CLIENT LOGIN
802.846.1264
South Burlington, VT

Value Creation Blog

5 things to think about when considering an ESOP for exit planning

Posted by Josh Patrick

Stage 2I was reading an article in the New York Times last week about how a company used an ESOP to help the founder exit from their business.  As I was reading the article I thought there were some things that might be useful to review if you’re thinking about an ESOP, (and every business owner I’ve talked to has thought about one).

For those who don’t know, an ESOP stands for Employee Stock Ownership Plan.  An ESOP is a qualified retirement plan and as such has tons of regulations that are governed both by the IRS and the Department of Labor.  I’m not going into the technicalities of an ESOP, just some of the things you would want to think about if you’re contemplating doing one.

If you’re thinking about an ESOP here are some of the top things I think you should consider:

  • Is the market valuation of your company higher or lower than a fair market valuation?  If it’s higher you might be leaving a lot of money on the table.  If it’s lower, then an ESOP might make sense.
  • Is your management team competent?  An ESOP is not the type of thing you do and walk away from.  Having competent management who can take over the operation of your company after you leave is very important.  In fact, without competent management I think an ESOP makes no sense.
  • Are you willing to hold paper?  If you’re not willing to be a creditor of the ESOP, then you might find it difficult to do a complete exit at one time.  There are banks who loan to ESOP’s, but they usually are not willing to do a 100% leveraged buyout.
  • Are you willing to stay involved in the company after your exit?  Since you will likely be a creditor of the company, it’s important that you stay involved for at least the time it takes to have your note paid off.
  • Are you willing to share company financial information?  ESOP’s that tend to work the best are the ones that run with open book management.  If you’re willing to share your company’s financials, then open book management is a viable option.

I’m a huge fan of ESOP’s in the right situation.  A starting place might be to get our complimentary report on how ready is your company for an exit.  Click on the button at the bottom of this post to go to our special report page.

Josh Patrick

Stage 3 Report

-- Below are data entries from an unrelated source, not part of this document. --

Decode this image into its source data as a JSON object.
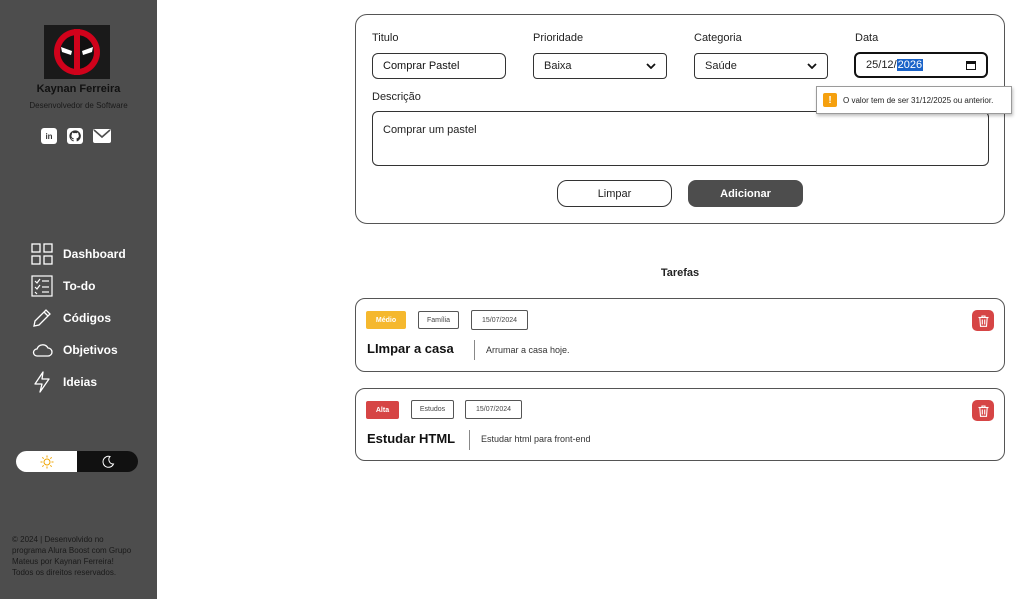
{
  "sidebar": {
    "profile": {
      "name": "Kaynan Ferreira",
      "role": "Desenvolvedor de Software",
      "avatar_icon": "deadpool-logo-icon"
    },
    "social": [
      {
        "icon": "linkedin-icon",
        "text": "in"
      },
      {
        "icon": "github-icon"
      },
      {
        "icon": "mail-icon"
      }
    ],
    "nav": [
      {
        "label": "Dashboard",
        "icon": "grid-icon"
      },
      {
        "label": "To-do",
        "icon": "checklist-icon"
      },
      {
        "label": "Códigos",
        "icon": "pencil-icon"
      },
      {
        "label": "Objetivos",
        "icon": "cloud-icon"
      },
      {
        "label": "Ideias",
        "icon": "lightning-icon"
      }
    ],
    "theme": {
      "light_icon": "sun-icon",
      "dark_icon": "moon-icon",
      "selected": "dark"
    },
    "footer": "© 2024 | Desenvolvido no programa Alura Boost com Grupo Mateus por Kaynan Ferreira! Todos os direitos reservados."
  },
  "form": {
    "title_label": "Titulo",
    "title_value": "Comprar Pastel",
    "priority_label": "Prioridade",
    "priority_value": "Baixa",
    "category_label": "Categoria",
    "category_value": "Saúde",
    "date_label": "Data",
    "date_day": "25",
    "date_month": "12",
    "date_year": "2026",
    "description_label": "Descrição",
    "description_value": "Comprar um pastel",
    "clear_label": "Limpar",
    "add_label": "Adicionar",
    "validation_message": "O valor tem de ser 31/12/2025 ou anterior."
  },
  "tasks": {
    "title": "Tarefas",
    "items": [
      {
        "priority": "Médio",
        "priority_color": "#f5b82e",
        "category": "Família",
        "date": "15/07/2024",
        "title": "LImpar a casa",
        "description": "Arrumar a casa hoje."
      },
      {
        "priority": "Alta",
        "priority_color": "#d64545",
        "category": "Estudos",
        "date": "15/07/2024",
        "title": "Estudar HTML",
        "description": "Estudar html para front-end"
      }
    ]
  }
}
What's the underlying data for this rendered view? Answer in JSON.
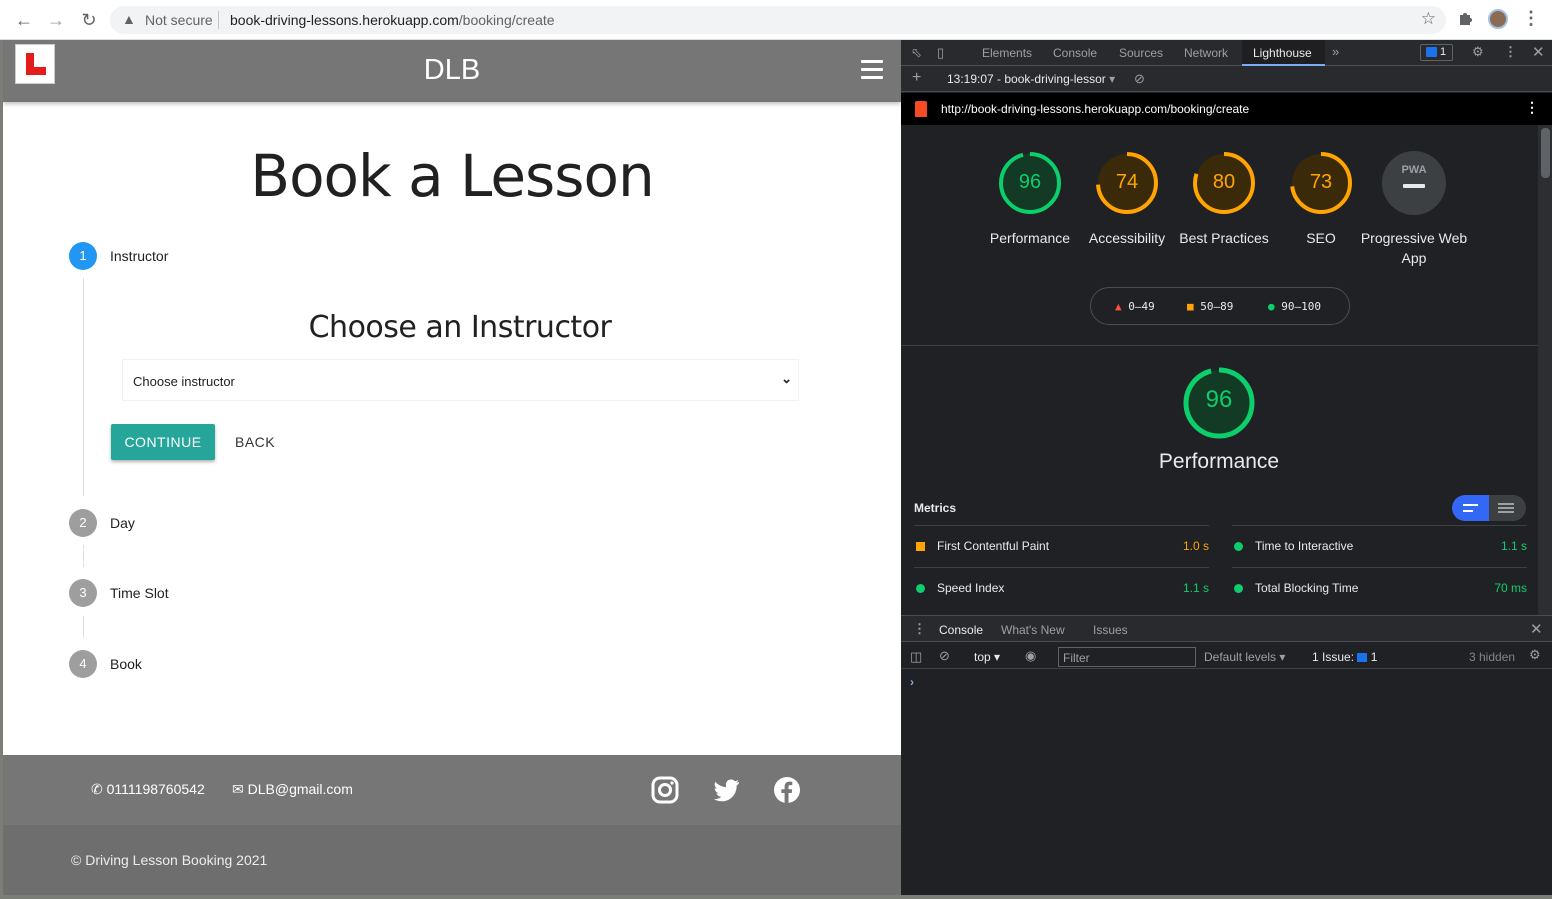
{
  "browser": {
    "security": "Not secure",
    "url_host": "book-driving-lessons.herokuapp.com",
    "url_path": "/booking/create"
  },
  "site": {
    "brand": "DLB",
    "page_title": "Book a Lesson",
    "steps": [
      {
        "number": "1",
        "label": "Instructor"
      },
      {
        "number": "2",
        "label": "Day"
      },
      {
        "number": "3",
        "label": "Time Slot"
      },
      {
        "number": "4",
        "label": "Book"
      }
    ],
    "step_heading": "Choose an Instructor",
    "select_value": "Choose instructor",
    "continue_label": "CONTINUE",
    "back_label": "BACK",
    "footer": {
      "phone": "0111198760542",
      "email": "DLB@gmail.com",
      "copyright": "© Driving Lesson Booking 2021"
    }
  },
  "devtools": {
    "tabs": [
      "Elements",
      "Console",
      "Sources",
      "Network",
      "Lighthouse"
    ],
    "active_tab": "Lighthouse",
    "issues_count": "1",
    "report_select": "13:19:07 - book-driving-lessor",
    "report_url": "http://book-driving-lessons.herokuapp.com/booking/create",
    "scores": [
      {
        "score": "96",
        "label": "Performance",
        "value": 0.96,
        "color": "#0cce6b"
      },
      {
        "score": "74",
        "label": "Accessibility",
        "value": 0.74,
        "color": "#ffa400"
      },
      {
        "score": "80",
        "label": "Best Practices",
        "value": 0.8,
        "color": "#ffa400"
      },
      {
        "score": "73",
        "label": "SEO",
        "value": 0.73,
        "color": "#ffa400"
      }
    ],
    "pwa": {
      "badge": "PWA",
      "label": "Progressive Web App"
    },
    "legend": [
      {
        "range": "0–49",
        "color": "#ff4e42"
      },
      {
        "range": "50–89",
        "color": "#ffa400"
      },
      {
        "range": "90–100",
        "color": "#0cce6b"
      }
    ],
    "performance": {
      "score": "96",
      "title": "Performance",
      "value": 0.96
    },
    "metrics_title": "Metrics",
    "metrics": [
      {
        "name": "First Contentful Paint",
        "value": "1.0 s",
        "status": "average"
      },
      {
        "name": "Time to Interactive",
        "value": "1.1 s",
        "status": "pass"
      },
      {
        "name": "Speed Index",
        "value": "1.1 s",
        "status": "pass"
      },
      {
        "name": "Total Blocking Time",
        "value": "70 ms",
        "status": "pass"
      }
    ],
    "drawer": {
      "tabs": [
        "Console",
        "What's New",
        "Issues"
      ],
      "context": "top",
      "filter_placeholder": "Filter",
      "levels": "Default levels",
      "issues_label": "1 Issue:",
      "issues_count": "1",
      "hidden": "3 hidden"
    }
  }
}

Securities and Investment Advisory Services offered through NFP Securities, Inc. (NFPSI), Member FINRA/SIPC. Stage 2 Planning Partners and NFPSI are not affiliated.

This article is published for residents of the United States only.  Registered Representatives and Investment Adviser Representatives of NFP Securities, Inc. may only conduct business with residents of the states and jurisdictions in which they are properly registered.  Therefore, a response to a request for information may be delayed.  Not all of the products and services referenced on this site are available in every state and through every representative or advisor listed.

Topics: ESOP, exit planning, business exit planning, succession planning

Subscribe to Our Blog

Subscribe to Our Blog

Most Recent